April 5
6:30pm: Doors open
7pm: Lecture

Tate Laboratory of Physics, Van Vleck Auditorium
116 Church St. S.E., Minneapolis

Turning fossil fuel into energy is easy--you just burn it and live with the carbon dioxide byproduct. What if we could reverse the process and turn carbon dioxide back into fuel? Join mechanical engineering professor Jane Davidson, who will present her research team's efforts to solve one of the world's most pressing challenges: the need to drastically reduce greenhouse gas emissions while simultaneously meeting an exploding global demand for energy. Davidson will discuss the potential of using concentrated solar energy to produce synthetic hydrocarbons that have properties equivalent to what we are deriving from petroleum today.

For more about Jane Davidson or her presentation, click here.

wackett1.jpgAn article by Dr. Larry Wackett, faculty member in the College of Biological Sciences and the University's BioTechnology Institute, will be published in the April 1st issue of the Journal of Biological Chemistry.

The article, on which Wackett is lead author, highlights work done by then-graduate student (now Ph.D.) Janice Frias, who, states the UMN press release, "made the critical step by figuring out how to use a protein to transform fatty acids produced by the bacteria into ketones, which can be cracked to make hydrocarbon fuels. The University is filing patents on the process."

Hydrocarbons are the building blocks of fossil fuels, such as petroleum, and take hundreds of millions of years to form. They also emit the greenhouse gas carbon dioxide. So the challenge is two-fold: hurry up hydrocarbon production and make them clean. With the work being done in Wackett's lab, these challenges are being addressed everyday to make renewable fuels a reality. These fuels have the added benefit of using the same infrastructure as current fossil fuel production and transport, thus making them a cost-effective and relatively simple alternative to fossil-derived fuels.

This research is being funded via a $2.2 million by DOE's Advanced Research Projects Agency-Energy (ARPA-e) program.

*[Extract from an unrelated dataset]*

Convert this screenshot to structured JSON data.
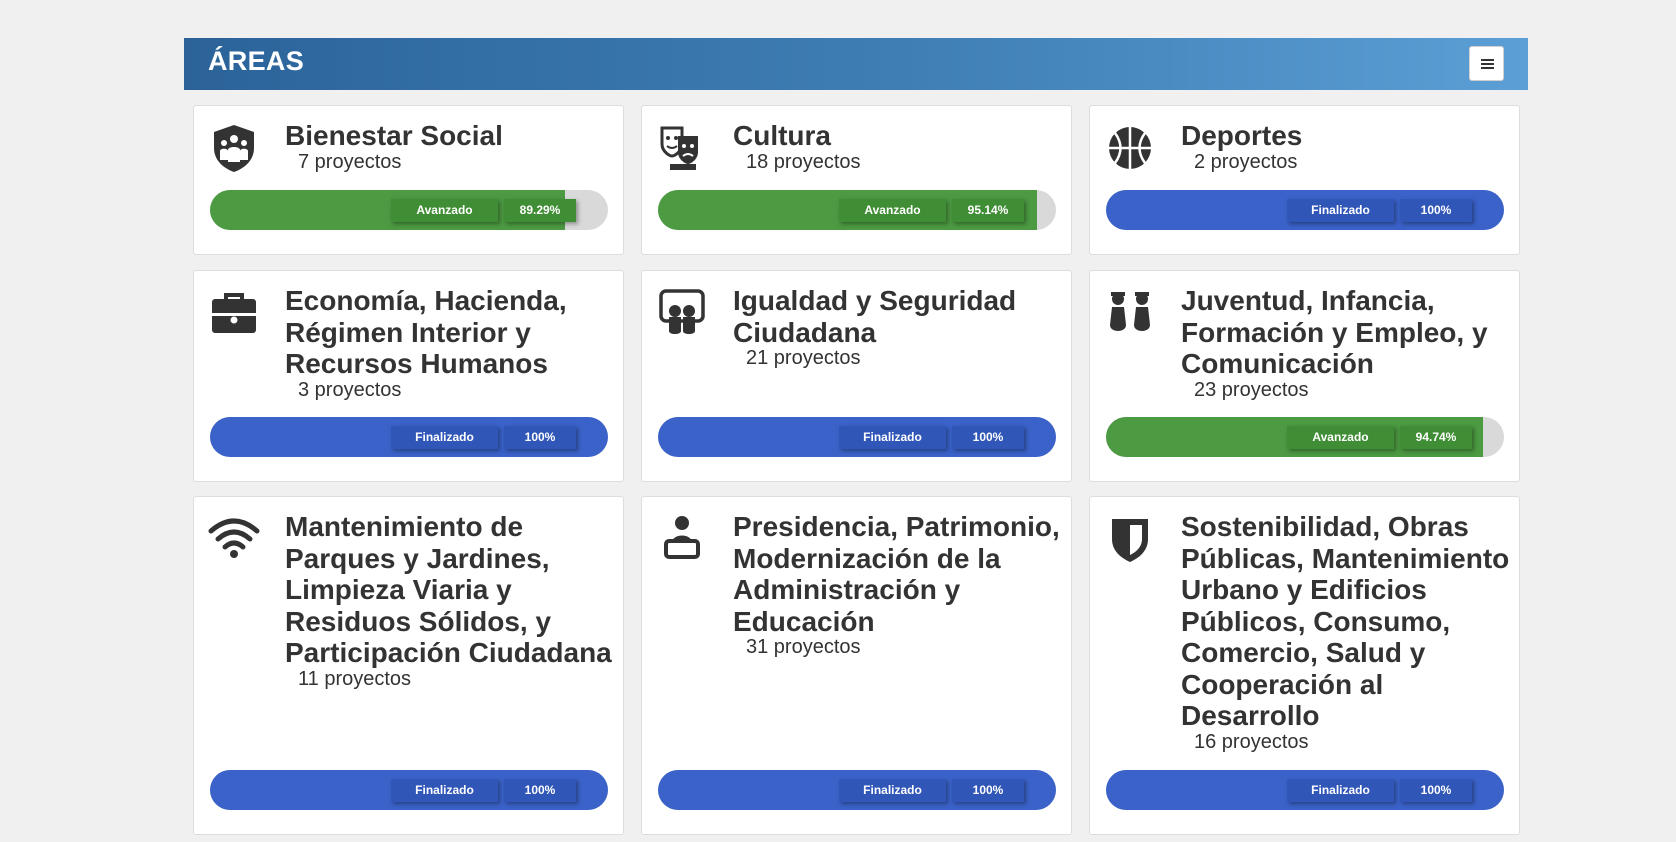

The Initiative for Renewable Energy & the Environment (IREE), a signature program of the UMN Institute on the Environment, helped leverage this money for the state and the UMN with an initial investment of $300,000.

Photo: Josh Kohanek

header_default.jpgThe Algal Biomass Organization has issued a call for Speakers and Abstracts for its 2011 Algal Biomass Summit, taking place right here in the great Twin Cities October 25-27, 2011.

More info on presenting or speaking: Call for Abstracts Page.

More info on the Summit: Event Page.

  The opinions expressed in this blog are those of the author(s) and not necessarily
  of the Institute on the Environment/University of Minnesota.